- This model only deals with the symptoms not the cause. So it might not have long lasting solutions - if yuo dontt address cause symptom subsitution will occur.
Biological Therapys: Drugs
The biological therapys target physiological processes such as functioning of neurotransmitters, hormones and parts of the brain.
- Antipsychotics are able to control sumptoms of schizophrenia. They block the action of the neurotransmitter dopamine in the brain by binding it too (without stimulating) dopamine receptors so that the dopamine cant reach it.
- The atypical antipyschotic drugs act by only temporarily occpuying dopamine receptors and then rapidly dissociating to alllow normal dopamine transmition. This explains why atypical antipsychotics have less side effects (so more people use them)
- Antidepressants work by either reducing the rate of re-absorption or by blocking the enzyme which breaks down the neurotransmitters.
- This increases the rate of neurotransmitter avaliable to excite neighbouring cells. (as depression is due to insuffficent amounts of the neurotransmitter serotonine)
- Most common antidepressent is SSRI.
- They regulate mood and cause relaxation
Biological Therapys: Drugs - Evaluation
- Drug therapies offer significant relief to many sufferers leading to deinstitutionalisation.
- Drugs are reasonably effective for treating certain medical disorders and are readily avaliable, easily administered and cost-effective.
- Drugs have worked where other treatments have failed
- Can be effective when used in conjuction with psychotherapy: relieve disabiling symptoms allowing psychological factors to be dealt with
- Effectiveness varies between indiviuals.
- Drugs may have a placebo effect - person may feel better because they took a pill regardless of whats in it
- The person may have got better without the drug but believes it was the drug which would mean they would continue taking it which could compramise their health
- Drugs do not necessarily provide a long-term cure. When the person stops taking the drugs the symptoms may recur.
- They treat the symptoms but not the problem

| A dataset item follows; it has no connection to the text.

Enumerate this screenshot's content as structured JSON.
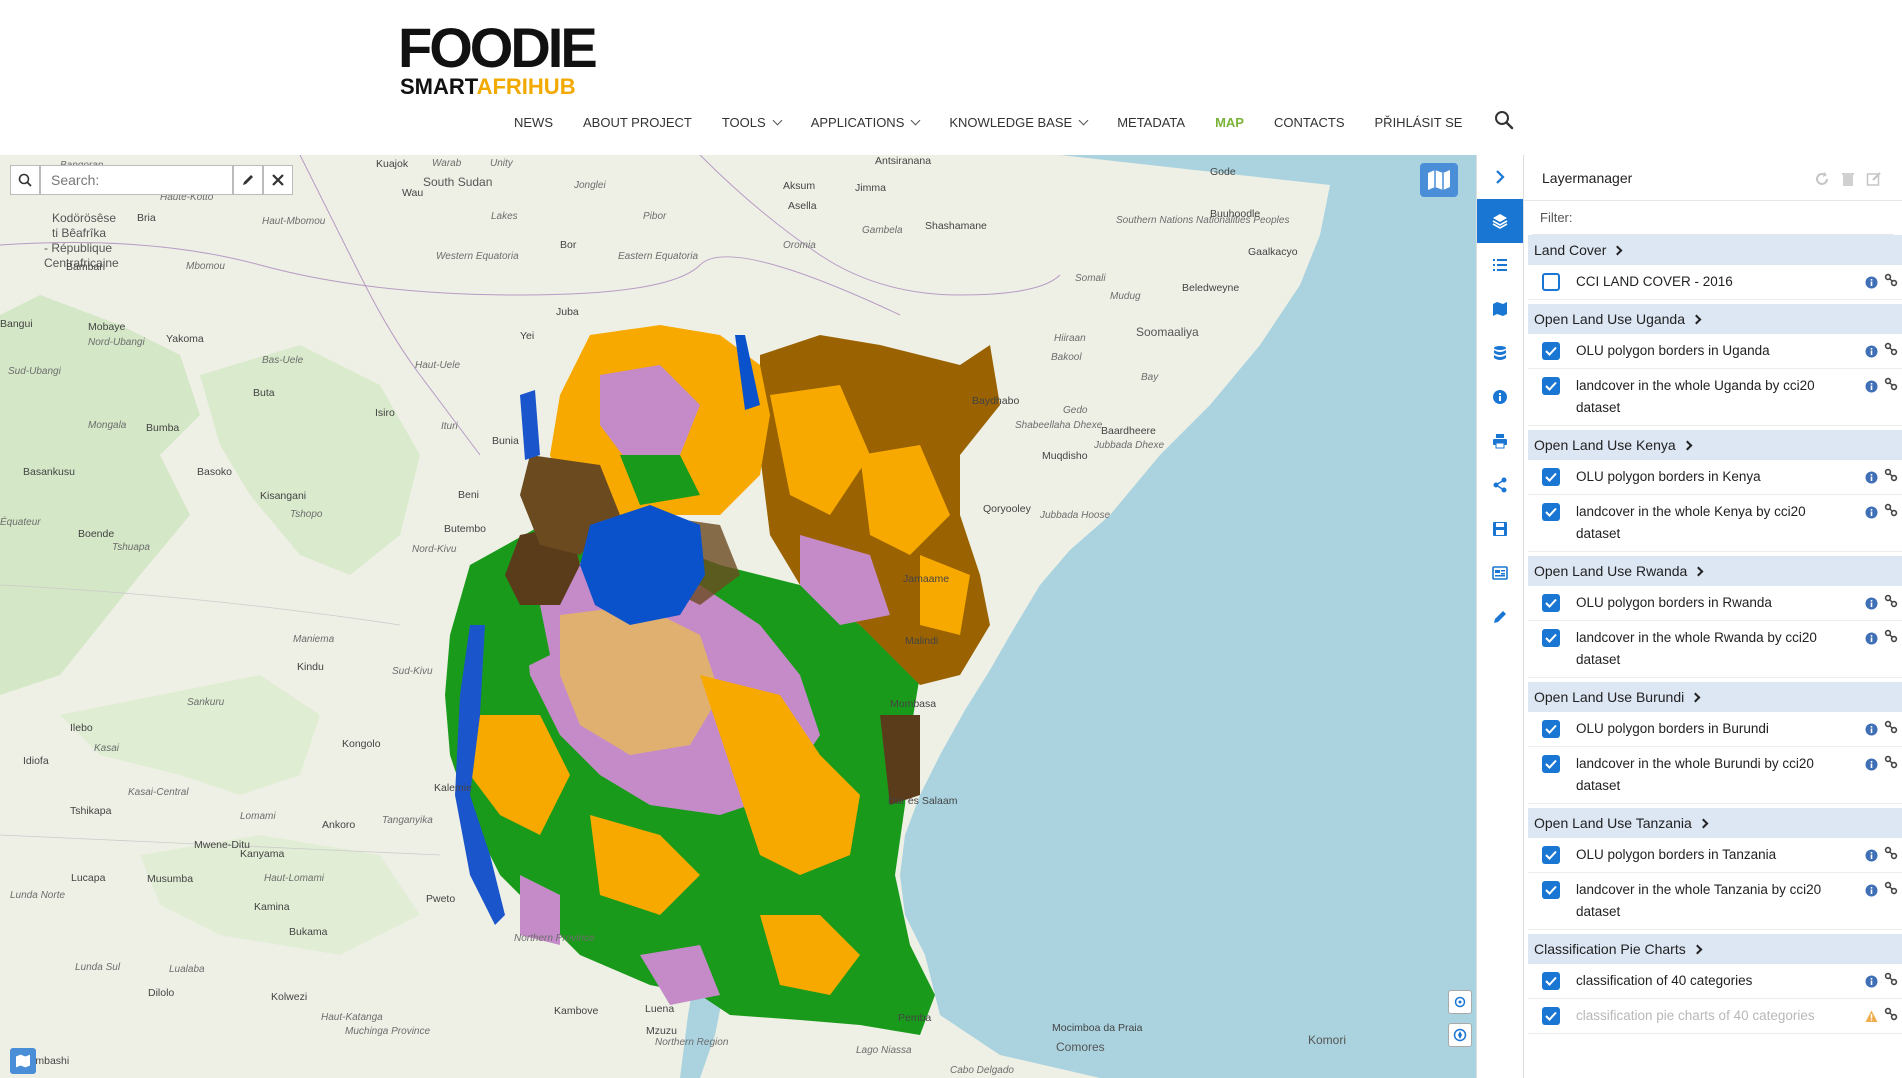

- Problems like addiction and dangerous side effect may arise.
- Can lead to patients being continually discharged and re-admitted
Biological Therapies: ECT
ECT is generally used in severly depressed patients where other psychosurgery and medication have failed and are very likely of commited suicide as they are much quicker than drugs.
The patient is given an anasthetic and muscle relaxant. A sub-lethal electric shock is apploied to the non-dominiant cerebral hemisphere to produce a siezure.
The individual awakens and remembers nothing of the treatment but may suffer long-term memory loss. Takes total of 6 sessions.
The shock activates noradrenaline transmission, reduces serotonine re-uptake and increases sensitivity of dopamine receptors all of which help elevate depression.
Biological Therapies: ECT - Evaluation
- ECT offers faster relief than drugs which is important for suicidal patients
- There are no detectable changes in brain structure, side effects are being reduced
- Appears to be successful in cases of severe depression. Janicak found that 80% of all severly depressed patients respond well to ECT comapared to 64% with drugs theraphy.
- Successful in treating severe depression where everything else has failed
- There are physcial side effects like impaired memory and headaches. 1/3 patients suffer from memory loss.
- Controversial treatment. People are unsure of how it works
- Sackhiem found that there was a high relapse rate within a year suggesting that relief was temporary not a cure